- A/B/C/D (which captures all four orientations that do not have A’)
- A’/B/C/D
- B/C/D/A’
- C/D/A’/B
- D/A’/B/C

and still only two in the expanded case with a single subunit masked out:

- A (captures B, C, and D as well)
- A’

I know that’s a lot of alphabet soup, but I hope I’ve made it clear that in some cases, symmetry expansion can actually *reduce* the number of classes you need. This is in fact one of its more useful applications. You get to classify on specific features of the protein without having to worry about which of the N equivalent positions that particular subunit got aligned to in the early steps of processing.

After performing these analyses, you can come back through and count the number of subunits in each class, per particle, if you wish. An example of this workflow is here, if you’re interested: cryosparc-examples/symm_expand_filter.ipynb at main · cryoem-uoft/cryosparc-examples · GitHub

## Is refining just one of the two classes the same as enforcing C2 relaxation?

In essence, yes, refining a class of particles which are all in the same orientation will be the same as relaxation. You’d want to do a Local Refinement here, so that no particles flip back around to the wrong orientation. Also, since classifications are not always perfect, you should probably run a Remove Duplicates job to make sure that there are no particles which ended up entered into the same class twice.

## What other workflows benefit from symmetry expansion?

You may already know this, but you should never perform a *global* refinement (such as Homogeneous or Non-Uniform Refinements) with symmetry expanded particles, since this may result in duplicate particles and corrupt your GSFSC.

If you perform a local refinement of symmetry expanded particles, it is similar to but not the same as performing a global refinement enforcing C2 symmetry. This is because when you enforce C2 symmetry, you *force* the map to be symmetric. When you perform a refinement, typically one of the two subunits will align better than the other. This is especially true if the subunits are flexible. In this case, half of your map would be of higher quality than the other, since the particles are all aligning there. This results in a map with a higher-quality A and a lower-quality B.

A common symmetry expansion workflow is to perform the masked classification I describe above to get a population of images for each possible conformation/composition of the monomer, then perform local refinements of those particles using the same single-subunit mask.
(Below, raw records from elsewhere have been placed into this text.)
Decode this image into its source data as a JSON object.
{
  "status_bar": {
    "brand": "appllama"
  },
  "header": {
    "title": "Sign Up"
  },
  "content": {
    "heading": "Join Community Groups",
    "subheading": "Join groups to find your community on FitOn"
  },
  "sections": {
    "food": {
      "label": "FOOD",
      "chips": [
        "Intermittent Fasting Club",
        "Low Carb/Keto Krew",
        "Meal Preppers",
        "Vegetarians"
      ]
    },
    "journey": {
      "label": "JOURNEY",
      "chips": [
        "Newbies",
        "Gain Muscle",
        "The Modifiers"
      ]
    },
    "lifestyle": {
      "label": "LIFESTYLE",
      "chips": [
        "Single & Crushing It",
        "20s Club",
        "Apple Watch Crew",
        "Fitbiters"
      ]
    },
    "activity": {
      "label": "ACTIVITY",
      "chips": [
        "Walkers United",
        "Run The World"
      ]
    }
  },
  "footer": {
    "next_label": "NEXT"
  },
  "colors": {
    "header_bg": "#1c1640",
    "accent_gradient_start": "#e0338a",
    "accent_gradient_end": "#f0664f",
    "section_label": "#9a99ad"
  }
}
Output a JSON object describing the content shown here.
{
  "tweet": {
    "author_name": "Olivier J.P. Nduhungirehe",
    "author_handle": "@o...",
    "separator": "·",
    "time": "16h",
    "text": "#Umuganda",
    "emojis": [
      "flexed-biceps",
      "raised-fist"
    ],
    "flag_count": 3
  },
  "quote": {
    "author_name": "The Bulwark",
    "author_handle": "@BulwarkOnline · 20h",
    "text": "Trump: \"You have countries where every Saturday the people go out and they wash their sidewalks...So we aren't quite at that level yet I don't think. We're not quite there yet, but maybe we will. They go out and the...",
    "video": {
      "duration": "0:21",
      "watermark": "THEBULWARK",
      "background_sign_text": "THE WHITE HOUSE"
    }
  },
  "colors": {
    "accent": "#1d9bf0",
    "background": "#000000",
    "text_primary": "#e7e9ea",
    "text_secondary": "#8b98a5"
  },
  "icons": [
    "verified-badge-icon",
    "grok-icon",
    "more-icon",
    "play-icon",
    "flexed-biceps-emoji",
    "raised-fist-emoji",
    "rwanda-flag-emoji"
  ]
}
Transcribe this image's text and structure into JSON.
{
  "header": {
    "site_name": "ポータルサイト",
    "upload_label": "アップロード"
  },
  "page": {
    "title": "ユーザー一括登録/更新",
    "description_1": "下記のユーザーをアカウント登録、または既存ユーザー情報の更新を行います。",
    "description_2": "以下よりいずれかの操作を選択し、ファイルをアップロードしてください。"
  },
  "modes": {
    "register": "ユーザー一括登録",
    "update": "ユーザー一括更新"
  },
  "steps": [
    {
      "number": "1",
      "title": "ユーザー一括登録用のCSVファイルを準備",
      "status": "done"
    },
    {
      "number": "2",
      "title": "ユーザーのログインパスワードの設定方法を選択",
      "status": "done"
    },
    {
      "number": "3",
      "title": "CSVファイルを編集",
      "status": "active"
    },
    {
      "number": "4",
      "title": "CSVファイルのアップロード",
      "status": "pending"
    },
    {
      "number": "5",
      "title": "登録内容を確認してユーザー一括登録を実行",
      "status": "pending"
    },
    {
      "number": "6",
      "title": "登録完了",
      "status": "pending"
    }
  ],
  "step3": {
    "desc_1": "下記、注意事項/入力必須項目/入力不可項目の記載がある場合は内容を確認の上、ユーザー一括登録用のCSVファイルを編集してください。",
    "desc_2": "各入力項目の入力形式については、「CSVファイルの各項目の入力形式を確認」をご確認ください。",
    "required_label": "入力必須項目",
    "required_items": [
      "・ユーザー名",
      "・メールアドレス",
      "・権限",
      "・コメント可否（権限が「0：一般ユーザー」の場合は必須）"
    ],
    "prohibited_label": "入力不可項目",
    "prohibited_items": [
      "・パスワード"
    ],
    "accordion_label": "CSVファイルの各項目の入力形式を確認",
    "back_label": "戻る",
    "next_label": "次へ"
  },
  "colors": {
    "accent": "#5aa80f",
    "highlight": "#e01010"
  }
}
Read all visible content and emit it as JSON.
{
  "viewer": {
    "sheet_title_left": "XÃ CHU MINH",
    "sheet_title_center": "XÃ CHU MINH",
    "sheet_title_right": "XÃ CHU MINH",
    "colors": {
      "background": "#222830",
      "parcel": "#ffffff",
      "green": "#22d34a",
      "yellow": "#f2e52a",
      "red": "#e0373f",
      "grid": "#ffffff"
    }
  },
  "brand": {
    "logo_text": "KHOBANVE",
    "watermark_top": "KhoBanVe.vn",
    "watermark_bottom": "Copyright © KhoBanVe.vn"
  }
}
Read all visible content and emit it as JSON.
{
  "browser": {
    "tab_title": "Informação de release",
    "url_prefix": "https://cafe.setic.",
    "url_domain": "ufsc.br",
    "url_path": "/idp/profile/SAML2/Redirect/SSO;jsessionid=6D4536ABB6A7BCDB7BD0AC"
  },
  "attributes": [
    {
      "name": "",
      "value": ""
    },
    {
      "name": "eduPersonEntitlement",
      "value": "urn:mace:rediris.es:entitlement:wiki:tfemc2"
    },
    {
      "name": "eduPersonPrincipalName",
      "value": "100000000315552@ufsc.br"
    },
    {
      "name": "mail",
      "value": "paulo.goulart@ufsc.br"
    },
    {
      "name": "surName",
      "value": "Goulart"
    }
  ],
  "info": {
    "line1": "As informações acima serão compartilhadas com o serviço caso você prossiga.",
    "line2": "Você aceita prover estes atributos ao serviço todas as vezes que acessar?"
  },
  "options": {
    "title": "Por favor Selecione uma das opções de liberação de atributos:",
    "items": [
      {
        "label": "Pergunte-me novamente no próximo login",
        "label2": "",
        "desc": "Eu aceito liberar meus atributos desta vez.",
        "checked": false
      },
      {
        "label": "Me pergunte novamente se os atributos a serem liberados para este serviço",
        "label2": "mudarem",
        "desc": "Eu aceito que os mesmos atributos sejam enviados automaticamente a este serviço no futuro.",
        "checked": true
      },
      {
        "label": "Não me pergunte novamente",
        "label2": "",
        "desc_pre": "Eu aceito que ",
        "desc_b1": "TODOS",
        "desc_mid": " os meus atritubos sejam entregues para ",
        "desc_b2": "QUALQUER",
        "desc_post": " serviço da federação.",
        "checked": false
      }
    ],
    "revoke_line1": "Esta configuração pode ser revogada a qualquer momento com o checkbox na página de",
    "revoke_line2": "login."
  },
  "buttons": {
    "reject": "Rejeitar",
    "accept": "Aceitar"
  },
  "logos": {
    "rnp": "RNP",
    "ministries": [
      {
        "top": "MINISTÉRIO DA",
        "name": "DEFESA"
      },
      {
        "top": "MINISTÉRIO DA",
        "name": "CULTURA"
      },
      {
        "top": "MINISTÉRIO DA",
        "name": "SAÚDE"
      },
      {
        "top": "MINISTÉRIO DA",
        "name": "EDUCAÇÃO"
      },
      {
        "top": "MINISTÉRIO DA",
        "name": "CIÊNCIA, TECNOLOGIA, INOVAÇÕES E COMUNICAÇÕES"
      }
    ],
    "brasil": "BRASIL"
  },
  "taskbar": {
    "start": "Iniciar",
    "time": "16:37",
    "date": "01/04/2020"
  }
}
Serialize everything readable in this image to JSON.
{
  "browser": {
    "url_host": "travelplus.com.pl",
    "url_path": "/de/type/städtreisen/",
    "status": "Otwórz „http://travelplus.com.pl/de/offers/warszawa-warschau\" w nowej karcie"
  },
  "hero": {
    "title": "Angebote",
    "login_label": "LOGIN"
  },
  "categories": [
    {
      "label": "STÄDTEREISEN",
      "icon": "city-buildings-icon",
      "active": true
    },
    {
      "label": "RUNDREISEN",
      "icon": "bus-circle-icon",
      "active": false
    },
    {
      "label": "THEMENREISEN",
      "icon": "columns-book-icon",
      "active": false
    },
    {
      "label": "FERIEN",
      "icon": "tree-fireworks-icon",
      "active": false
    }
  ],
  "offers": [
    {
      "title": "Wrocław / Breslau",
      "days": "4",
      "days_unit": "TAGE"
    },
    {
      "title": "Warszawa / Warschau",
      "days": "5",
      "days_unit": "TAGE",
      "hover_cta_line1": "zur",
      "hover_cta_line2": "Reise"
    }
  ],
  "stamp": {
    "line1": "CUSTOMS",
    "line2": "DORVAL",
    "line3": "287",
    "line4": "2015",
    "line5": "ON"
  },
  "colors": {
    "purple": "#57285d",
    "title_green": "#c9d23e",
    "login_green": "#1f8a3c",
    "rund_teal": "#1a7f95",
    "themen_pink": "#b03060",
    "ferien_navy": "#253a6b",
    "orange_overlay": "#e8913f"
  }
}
This gives the highest-quality map you can get for each of (say) A and A’.

That’s a lot of information, but I hope it is helpful! I’d be happy to discuss any more questions you have!